Aside from going to temple, giving gifts, and playing with dreidels, Hanukkah is celebrated by eating foods fried in oil. The tradition is in homage to the miracle of the oil used by the Maccabees in a menorah that burned for eight nights instead of just one.
Why Dieting Before The Holidays Is Actually a Really Bad Idea
Typically, Jewish people eat fried potato pancakes called latkes and deep-fried jelly doughnuts called sufganiyot. However, those observing the eight-day holiday are encouraged to eat pretty much any food that's fried or cooked in oil, which got us thinking: Fast food might just be the ultimate Hanukkah meal.
Fast food menus feature many items deep-fried in oil. While it may not be traditional (or kosher), the idea of fried fast food items adheres to the theme of foods typically consumed throughout the Hanukkah celebration.
If you're positively sick of latkes, fast food is your friend. Just think about french fries. Order them from your local McDonald's, Wendy's, or Burger King with a dipping sauce as your makeshift latkes and apple sauce or sour cream.
Heck, even Dunkin and Taco Bell have menu items that are fried or cooked in oil. Taco Bell has chalupas as well as tortilla chips - both fried. If you're craving something Asian, places like Panda Express sell egg rolls and chicken dishes like their super-popular orange chicken, which is - you guessed it - also fried.
Doughnuts are an obvious one, because sufganiyot are basically jelly doughnuts. If you're not interested in a doughnut with a filling, try an apple fritter. Apples are used for flavor in various holiday traditions, including those around Hanukkah.
If you're celebrating Hanukkah with fried food, we definitely recommend the 75 best fried chicken places in America - it's probably as close to Bubbe's schmaltz (chicken fat) as you're going to get this holiday.
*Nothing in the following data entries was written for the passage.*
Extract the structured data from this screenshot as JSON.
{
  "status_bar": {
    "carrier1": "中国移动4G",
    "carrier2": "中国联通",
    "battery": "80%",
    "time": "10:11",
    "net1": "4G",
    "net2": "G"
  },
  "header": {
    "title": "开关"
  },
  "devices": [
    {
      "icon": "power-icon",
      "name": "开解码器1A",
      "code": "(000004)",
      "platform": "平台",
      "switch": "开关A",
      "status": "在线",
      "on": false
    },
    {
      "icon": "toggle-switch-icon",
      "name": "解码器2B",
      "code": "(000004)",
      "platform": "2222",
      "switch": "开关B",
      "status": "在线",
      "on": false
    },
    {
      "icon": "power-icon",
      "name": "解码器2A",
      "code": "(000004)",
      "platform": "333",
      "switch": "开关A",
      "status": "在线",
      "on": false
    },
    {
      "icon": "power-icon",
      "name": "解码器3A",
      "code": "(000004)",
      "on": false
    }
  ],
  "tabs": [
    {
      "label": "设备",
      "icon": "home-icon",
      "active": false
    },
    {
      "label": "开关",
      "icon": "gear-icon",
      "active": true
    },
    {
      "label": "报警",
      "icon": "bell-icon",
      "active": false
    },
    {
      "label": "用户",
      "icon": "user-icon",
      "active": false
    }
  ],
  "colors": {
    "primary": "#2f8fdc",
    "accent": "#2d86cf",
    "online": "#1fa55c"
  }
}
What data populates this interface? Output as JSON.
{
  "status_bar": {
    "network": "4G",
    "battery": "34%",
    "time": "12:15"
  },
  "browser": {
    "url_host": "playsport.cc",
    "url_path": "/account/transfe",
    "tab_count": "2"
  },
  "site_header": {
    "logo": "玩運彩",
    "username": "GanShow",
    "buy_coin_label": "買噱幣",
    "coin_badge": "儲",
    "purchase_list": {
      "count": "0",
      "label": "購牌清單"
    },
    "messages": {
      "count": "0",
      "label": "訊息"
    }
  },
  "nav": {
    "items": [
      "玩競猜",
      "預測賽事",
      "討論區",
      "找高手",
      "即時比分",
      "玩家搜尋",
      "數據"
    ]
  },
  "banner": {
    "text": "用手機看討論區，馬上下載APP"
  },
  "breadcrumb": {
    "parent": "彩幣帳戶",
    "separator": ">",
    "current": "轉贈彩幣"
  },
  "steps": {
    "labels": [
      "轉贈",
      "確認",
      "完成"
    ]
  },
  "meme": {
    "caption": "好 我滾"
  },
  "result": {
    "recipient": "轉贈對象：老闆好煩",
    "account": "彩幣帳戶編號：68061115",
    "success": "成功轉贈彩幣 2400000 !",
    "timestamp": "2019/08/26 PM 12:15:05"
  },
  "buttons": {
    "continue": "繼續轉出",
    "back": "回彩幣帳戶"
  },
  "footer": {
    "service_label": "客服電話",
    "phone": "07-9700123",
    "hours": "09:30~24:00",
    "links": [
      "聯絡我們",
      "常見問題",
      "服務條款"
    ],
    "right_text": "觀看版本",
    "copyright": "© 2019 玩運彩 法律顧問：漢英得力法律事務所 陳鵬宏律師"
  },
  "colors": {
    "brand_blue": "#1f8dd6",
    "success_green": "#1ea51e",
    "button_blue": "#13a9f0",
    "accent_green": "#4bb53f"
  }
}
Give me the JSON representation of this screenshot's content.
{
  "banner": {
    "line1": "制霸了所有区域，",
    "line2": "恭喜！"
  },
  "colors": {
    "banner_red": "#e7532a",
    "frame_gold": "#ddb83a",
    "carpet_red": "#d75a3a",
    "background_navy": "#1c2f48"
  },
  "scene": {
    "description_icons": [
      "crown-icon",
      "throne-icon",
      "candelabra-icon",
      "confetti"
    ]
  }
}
Of course, nothing compares to eating an actual Hanukkah meal with a matzo ball soup course, a gefilte fish course, a meat course, and lots of latkes and kugel, but if you don't want to cook or if you don't have time, you can always celebrate the Festival of Lights with fast food. If you don't feel like celebrating the traditional American way or with the American tradition of fast food, check out how these 21 countries around the world celebrate Hanukkah.